This month’s cool “creation” was built for Jim & Susan Lane of Brookfield, MO. Clint has had the pleasure of ordering and customizing three new Peterbilts for Jim & Susan since 2002 (he even featured one of them in his September 2006 article). Jim, like a lot of truckers today, didn’t want to buy a new truck because of all the current emission items. But, thinking back, he remembers not wanting to buy a 3406E when it came out, either. Change is always difficult. With that in mind, Jim decided that he was in business to go forward, not backwards, so he went ahead and ordered the new Peterbilt – urea and all!
The trick with these new trucks is making them look cool – it is not as easy as it used to be, but it is possible. To help make that happen, Jim had an ace in the hole – an involved wife to help him choose the colors.
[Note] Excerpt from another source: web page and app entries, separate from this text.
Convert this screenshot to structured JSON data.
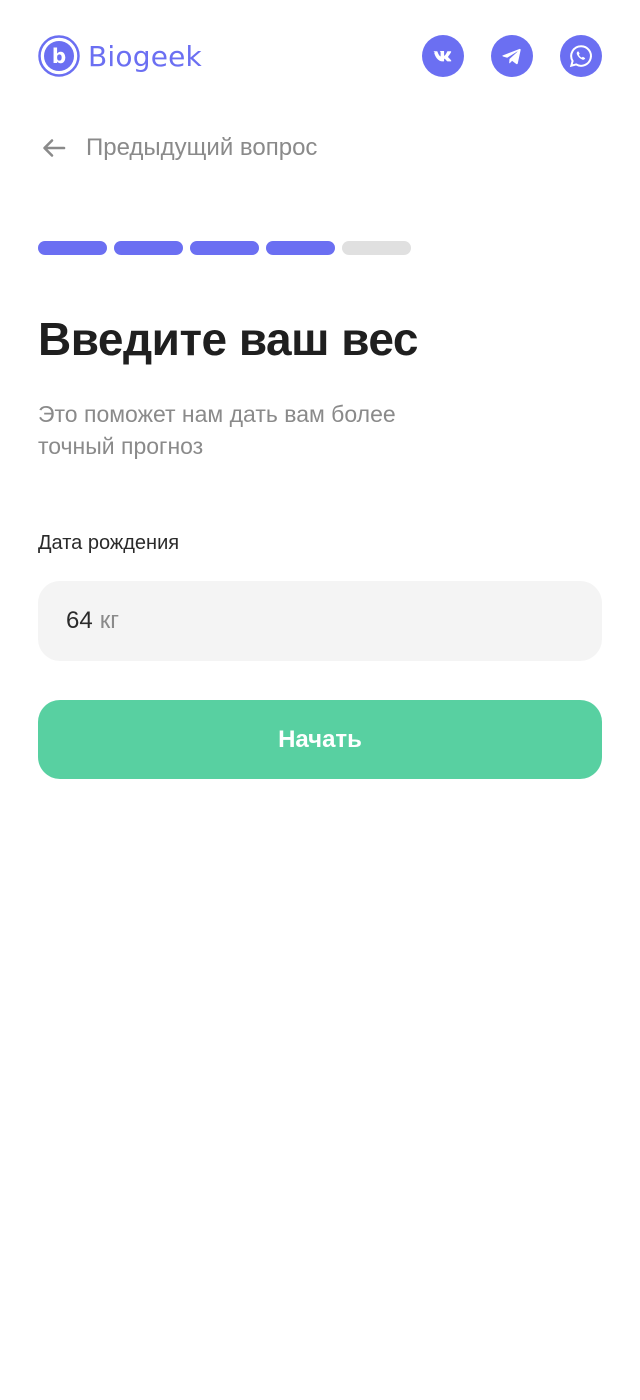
{
  "brand": {
    "name": "Biogeek",
    "logo_letter": "b"
  },
  "socials": [
    {
      "icon": "vk-icon"
    },
    {
      "icon": "telegram-icon"
    },
    {
      "icon": "whatsapp-icon"
    }
  ],
  "navigation": {
    "back_label": "Предыдущий вопрос"
  },
  "progress": {
    "completed_steps": 4,
    "total_steps": 5
  },
  "question": {
    "title": "Введите ваш вес",
    "subtitle": "Это поможет нам дать вам более точный прогноз"
  },
  "form": {
    "field_label": "Дата рождения",
    "weight_value": "64",
    "weight_unit": "кг"
  },
  "actions": {
    "submit_label": "Начать"
  },
  "colors": {
    "accent": "#6b6ff2",
    "button": "#58d0a1",
    "track": "#e0e0e0",
    "field_bg": "#f4f4f4",
    "muted_text": "#8a8a8a"
  }
}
Susan came down to the dealership and looked through all of the possible colors and schemes, and then chose a color combination that has always been one of her favorites (yellow, pink and brown). The guys in the shop weren’t sure how it would look, but the truck was ordered solid “OSHA Safety Yellow” with a “Hot Fudge Brown” frame.
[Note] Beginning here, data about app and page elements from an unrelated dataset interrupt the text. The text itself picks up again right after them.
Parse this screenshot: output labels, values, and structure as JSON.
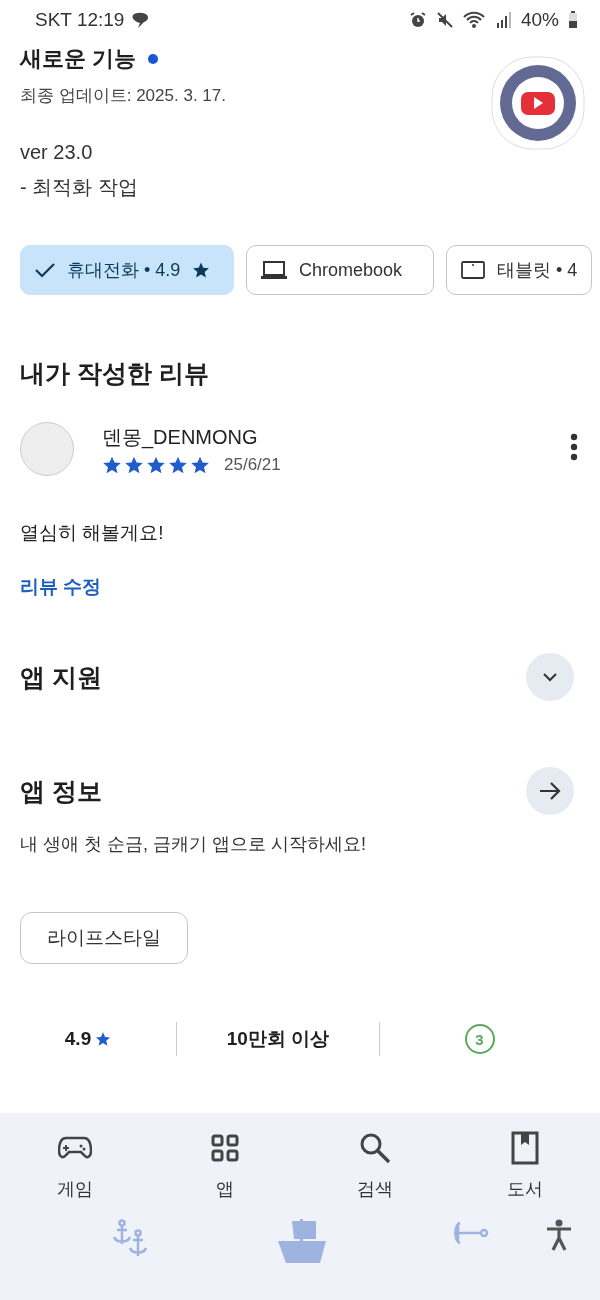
{
  "status_bar": {
    "carrier_time": "SKT 12:19",
    "battery": "40%"
  },
  "whats_new": {
    "title": "새로운 기능",
    "updated": "최종 업데이트: 2025. 3. 17.",
    "notes": [
      "ver 23.0",
      "- 최적화 작업"
    ]
  },
  "device_chips": [
    {
      "label": "휴대전화 • 4.9",
      "star": true,
      "selected": true
    },
    {
      "kind": "laptop",
      "label": "Chromebook",
      "star": false,
      "selected": false
    },
    {
      "kind": "tablet",
      "label": "태블릿 • 4",
      "star": false,
      "selected": false
    }
  ],
  "my_review": {
    "heading": "내가 작성한 리뷰",
    "author": "덴몽_DENMONG",
    "stars": 5,
    "date": "25/6/21",
    "text": "열심히 해볼게요!",
    "edit_link": "리뷰 수정"
  },
  "sections": [
    {
      "kind": "expand",
      "title": "앱 지원",
      "expanded": false
    },
    {
      "kind": "arrow",
      "title": "앱 정보"
    }
  ],
  "about_text": "내 생애 첫 순금, 금캐기 앱으로 시작하세요!",
  "category_chip": "라이프스타일",
  "stats": [
    {
      "kind": "rating",
      "value": "4.9"
    },
    {
      "kind": "downloads",
      "value": "10만회 이상"
    },
    {
      "kind": "age",
      "value": "3"
    }
  ],
  "bottom_nav": [
    {
      "label": "게임",
      "selected": false
    },
    {
      "label": "앱",
      "selected": false
    },
    {
      "label": "검색",
      "selected": false
    },
    {
      "label": "도서",
      "selected": false
    }
  ]
}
The truck is a 2012 Peterbilt 389 with a 280” wheelbase, a 63” HR sleeper, a Cummins ISX 600 with 2,050 ft-lbs. of torque, a car-hauler front axle, an underneath exhaust and a Platinum interior package with all of the good stuff. When the truck arrived, it looked pretty plain, but once Rick got the stripes on (he lost some sleep trying to get them just right), it all came together.
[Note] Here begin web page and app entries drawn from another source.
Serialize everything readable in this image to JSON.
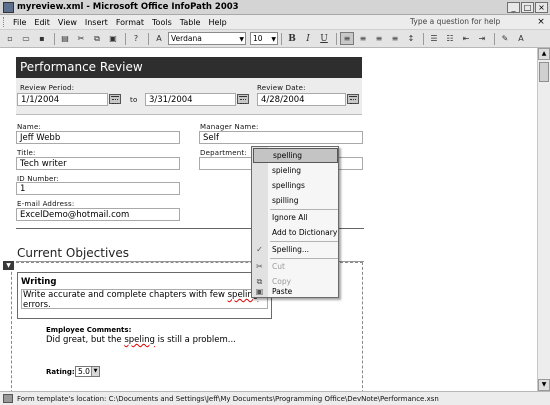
{
  "window": {
    "title": "myreview.xml - Microsoft Office InfoPath 2003",
    "minimize": "_",
    "maximize": "□",
    "close": "×"
  },
  "menubar": {
    "items": [
      "File",
      "Edit",
      "View",
      "Insert",
      "Format",
      "Tools",
      "Table",
      "Help"
    ],
    "help_placeholder": "Type a question for help",
    "close": "×"
  },
  "toolbar": {
    "font_name": "Verdana",
    "font_size": "10",
    "bold": "B",
    "italic": "I",
    "underline": "U"
  },
  "form": {
    "header": "Performance Review",
    "review_period_label": "Review Period:",
    "period_start": "1/1/2004",
    "to_label": "to",
    "period_end": "3/31/2004",
    "review_date_label": "Review Date:",
    "review_date": "4/28/2004",
    "name_label": "Name:",
    "name_value": "Jeff Webb",
    "manager_label": "Manager Name:",
    "manager_value": "Self",
    "title_label": "Title:",
    "title_value": "Tech writer",
    "department_label": "Department:",
    "department_value": "",
    "id_label": "ID Number:",
    "id_value": "1",
    "email_label": "E-mail Address:",
    "email_value": "ExcelDemo@hotmail.com",
    "objectives_title": "Current Objectives",
    "objective": {
      "title": "Writing",
      "text_before": "Write accurate and complete chapters with few ",
      "text_misspelled": "speling",
      "text_after": "errors.",
      "employee_comments_label": "Employee Comments:",
      "comment_before": "Did great, but the ",
      "comment_misspelled": "speling",
      "comment_after": " is still a problem...",
      "rating_label": "Rating:",
      "rating_value": "5.0"
    }
  },
  "context_menu": {
    "suggestions": [
      "spelling",
      "spieling",
      "spellings",
      "spilling"
    ],
    "ignore_all": "Ignore All",
    "add_to_dictionary": "Add to Dictionary",
    "spelling": "Spelling...",
    "cut": "Cut",
    "copy": "Copy",
    "paste": "Paste"
  },
  "statusbar": {
    "text": "Form template's location: C:\\Documents and Settings\\Jeff\\My Documents\\Programming Office\\DevNote\\Performance.xsn"
  }
}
Once the stripes were done, it was time for KC Peterbilt’s new body shop manager Dave Freeman, with help from Clint’s dad and Jesus, to hang all of the extra accessories. Jesus always says to Clint, “Your dream is my nightmare” (it is his job to make all of Clint’s wild ideas a reality). For this rig, they added nine flush-mount (nearly invisible) cab lights, cab and sleeper extensions, breather lights, one of Clint’s stainless steel drop visors, two sets of train horns, aluminum single fenders with no visible brackets and a flush deck plate. They also reskinned the passenger door without the peep hole window and chopped the breather lids. George at Crosslink powder coated tons of the bright stuff including the tanks, the DEF cover, the deck plates, the rear fenders and even the TriPac APU (which was installed by the guys at Central States Thermo King).
Growing up on a farm, Jim tried being a farmer but just couldn’t get trucking out of his blood. Jim and Susan, who have a 25-year-old son named Brice and a 28-year-old daughter named Brandi, have been married for over 30 years. This tractor, like their previous one, pulls a reefer throughout the Midwest and Southeast for Curley Trucking of LaClede, MO.
This truck is a good example of what can be done with one of these new Urea-equipped (and everything else) Peterbilt 389s. People are afraid of the new technology and that is keeping many from buying a new truck. But think about it, every new engine that has been introduced by the various manufacturers over the past few decades has always come with fear, criticism and anxiety. What some people may not realize is that every major engine change since 1970, when the Clean Air Act was passed, has been largely EPA driven. People did not like it when the Cat 3406 replaced the 1693, when the 3406B replaced the 3408, or when the electronic engines replaced the old mechanical ones, but all of those engines went on to become legendary. Don’t be afraid of change – embrace it and go forward!